Emily popping in this morning with a personal share about some powerful advice Robyn gave me recently.
For those of you who I haven’t met: Hi! I’m Emily and I’m a health coach too! I help Robyn run all things Your Healthiest You – my official title is Director of Content and Programs, so I manage the newsletter, blog and press pieces (as well as help Robyn with everything related to the books!) and I support the creation, management and evolution of our coaching programs.
Robyn asked me to share something I wrote on my own blog with you all today as likely many of you can relate to what I’m going through and may benefit from the advice I received from Robyn about this situation.
Here’s the deal: Recently my gut has not been happy.
By recent I mean things haven’t been quite right the past year, but the last few months I’ve been in a LOT more pain and discomfort. I tried to “fix” things myself – eliminating different foods, taking supplements, trying this and that healing diet, meditating more, doing more yoga – but nothing seemed to help. At all.
Which left me feeling frustrated, annoyed that I couldn’t figure this out myself and honestly pretty angry at my body. Here I was eating so much healthier and being so much more careful with what I consumed than so many people, yet I was still in so much pain.
So I finally asked for help.
I went to see a gastroenterologists and he’s been sorta helpful. He ran some tests and suggested I give the low FODMAP diet a serious try, which I’ve been doing with some success.
What’s the low FODMAP Diet?: In 2005, Monash University’s Department of Gastroenterology research team launched a major study into the management of IBS (Irritable Bowel Syndrome) through dietary treatment. Through this study, the low FODMAP Diet was developed as a plan to control the symptoms associated with IBS. I want to be clear that this is not a diet for weight loss or gut health but rather guidelines for eating to manage symptoms like bloating, gas, etc.
But the best (and most surprising) advice I received around my current gut stuff came from Robyn.
We work together closely so she’s seen me going through all of this.
After a particularly bad week I lamented to her: “I’m tired of having to care about every little thing I eat. I’m tired of being more sensitive than everyone else. I just want to be normal.”
“You ARE normal Emily. There’s just this one piece of you that needs a little extra care and attention right now.”
She went on to suggest that I think of this piece of me (my gut!) like a baby and that I (the rest of me) needed to care for, protect and love this piece of me like a mother fiercely cares for, protects and loves her child.
This simple advice totally shifted my perspective.
First, I realized I was blowing things out of proportion.
Yes, my gut has been unhappy but my energy, my sleep, my skin, my mood and so much more have been good (for the most part). I’m not totally broken, there’s just one piece of me that needs some extra support right now.

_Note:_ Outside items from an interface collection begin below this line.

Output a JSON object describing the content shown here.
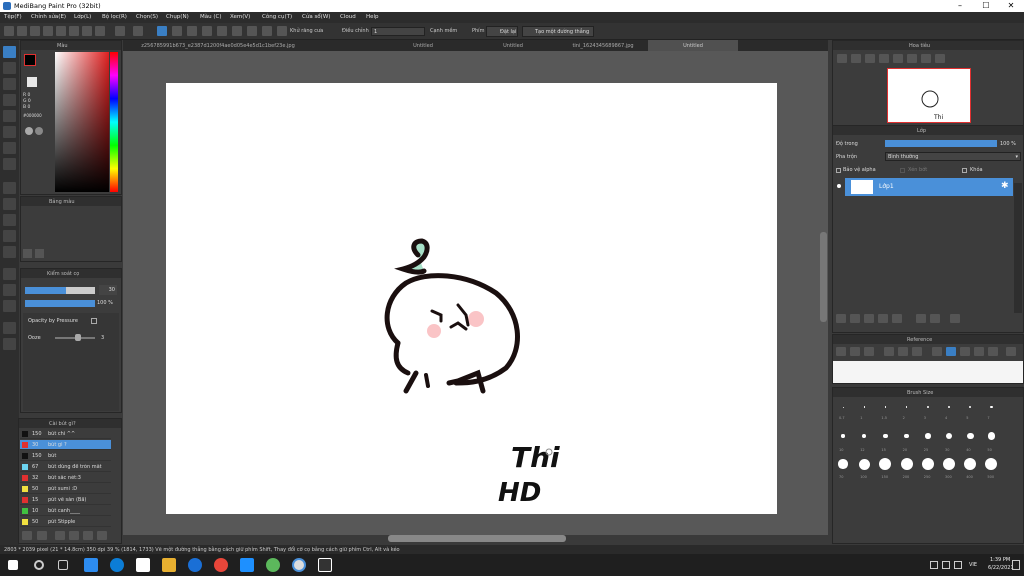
{
  "app": {
    "title": "MediBang Paint Pro (32bit)"
  },
  "window": {
    "minimize": "–",
    "maximize": "☐",
    "close": "✕"
  },
  "menu": [
    "Tệp(F)",
    "Chỉnh sửa(E)",
    "Lớp(L)",
    "Bộ lọc(R)",
    "Chọn(S)",
    "Chụp(N)",
    "Màu (C)",
    "Xem(V)",
    "Công cụ(T)",
    "Cửa sổ(W)",
    "Cloud",
    "Help"
  ],
  "toolbar": {
    "smooth_label": "Khử răng cưa",
    "adjust_label": "Điều chỉnh",
    "adjust_value": "1",
    "corner_label": "Cạnh mềm",
    "key_label": "Phím",
    "key_value": "Đặt lại",
    "straight_label": "Tạo một đường thẳng"
  },
  "tabs": [
    "z256785991b673_e2387d1200f4ae0d05e4e5d1c1bef23e.jpg",
    "Untitled",
    "Untitled",
    "tini_1624345689867.jpg",
    "Untitled"
  ],
  "color_panel": {
    "title": "Màu",
    "r": "R 0",
    "g": "G 0",
    "b": "B 0",
    "hex": "#000000"
  },
  "palette_panel": {
    "title": "Bảng màu"
  },
  "brush_control": {
    "title": "Kiểm soát cọ",
    "size_value": "30",
    "opacity_value": "100 %",
    "opacity_pressure": "Opacity by Pressure",
    "ooze_label": "Ooze",
    "ooze_value": "3"
  },
  "brush_list": {
    "title": "Cài bút gì?",
    "items": [
      {
        "num": "150",
        "name": "bút chì ^^",
        "color": "#111111"
      },
      {
        "num": "30",
        "name": "bút gì ?",
        "color": "#e03030"
      },
      {
        "num": "150",
        "name": "bút",
        "color": "#111111"
      },
      {
        "num": "67",
        "name": "bút dùng để tròn mắt",
        "color": "#6cd4f0"
      },
      {
        "num": "32",
        "name": "bút sắc nét:3",
        "color": "#e03030"
      },
      {
        "num": "50",
        "name": "pút sumi :D",
        "color": "#f0e040"
      },
      {
        "num": "15",
        "name": "pút vẽ sàn (Bẩ)",
        "color": "#e03030"
      },
      {
        "num": "10",
        "name": "bút canh____",
        "color": "#40c040"
      },
      {
        "num": "50",
        "name": "pút Stipple",
        "color": "#f0e040"
      }
    ]
  },
  "navigator": {
    "title": "Hoa tiêu"
  },
  "layer_panel": {
    "title": "Lớp",
    "opacity_label": "Độ trong",
    "opacity_value": "100 %",
    "blend_label": "Pha trộn",
    "blend_value": "Bình thường",
    "protect_alpha": "Bảo vệ alpha",
    "clip": "Xén bớt",
    "lock": "Khóa",
    "layer_name": "Lớp1"
  },
  "reference": {
    "title": "Reference"
  },
  "brush_size": {
    "title": "Brush Size",
    "sizes": [
      "0.7",
      "1",
      "1.5",
      "2",
      "3",
      "4",
      "5",
      "7",
      "10",
      "12",
      "15",
      "20",
      "25",
      "30",
      "40",
      "50",
      "70",
      "100",
      "150",
      "200",
      "250",
      "300",
      "400",
      "500",
      "700",
      "1000"
    ]
  },
  "canvas_text": {
    "word1": "Thi",
    "word2": "HD"
  },
  "status": {
    "text": "2803 * 2039 pixel (21 * 14.8cm) 350 dpi 39 % (1814, 1733) Vẽ một đường thẳng bằng cách giữ phím Shift, Thay đổi cỡ cọ bằng cách giữ phím Ctrl, Alt và kéo"
  },
  "taskbar": {
    "time": "1:39 PM",
    "date": "6/22/2021",
    "lang": "VIE"
  },
  "colors": {
    "accent": "#4a90d9",
    "panel": "#3c3c3c",
    "canvas_bg": "#585858"
  }
}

Second, it gave me a new way to look at my gut and how I needed to take care of it.
How does a mother treat a crying newborn baby? Well most often she tries to soothe the baby and would do anything in her power to find out what her baby needs to stop crying – out of fierce love, not just to quiet the cries (although I haven’t been a parent and can guess that sometimes you do just want to quiet the cries…but that’s not the point here).
Instead of being angry at my digestive system and avoiding certain foods as punishment, I’m looking at my gut like a little baby that I need to care for, love and protect like a mother would care for a sick or hurt child child.
This shift has been profound for me.
Part of being an adult is learning to “grow up” – most of us are taught that we should get a job, pay our bills and be a law-abiding citizen, but there’s more. Emotionally we must learn to take care of ourselves from a deep sense of self love. How (I assume) a mother or father feels for a new born baby. Unwavering, unapologetic, protective.
No matter how many loving parents, grandparents, siblings, partners, friends you have in your life, YOU must be your own best caretaker.
You must learn how to nurture, soothe and protect yourself, both physically and emotionally.
At 30 years old, even after a wonderful childhood and years of personal development, this is something I’m just learning. While there are still days where I feel frustrated with my gut for being bloated after one bite of gluten or having a stomach ache so painful all I can do is curl up in a ball on my bed, I’m grateful for the piece of me for ultimately being my biggest teacher.
Is there an area of your life or health that could use some unconditional love? A piece of you that maybe, like me and my gut, has been a point of prolonged pain, discomfort or chronic illness?
How can show that piece of you more care and love? Instead of judging, shaming and trying to fix yourself, how can you be your own best parent and nurture yourself?
Leave a comment below and let me know so we can all support each other in shifting the way we take care of our bodies.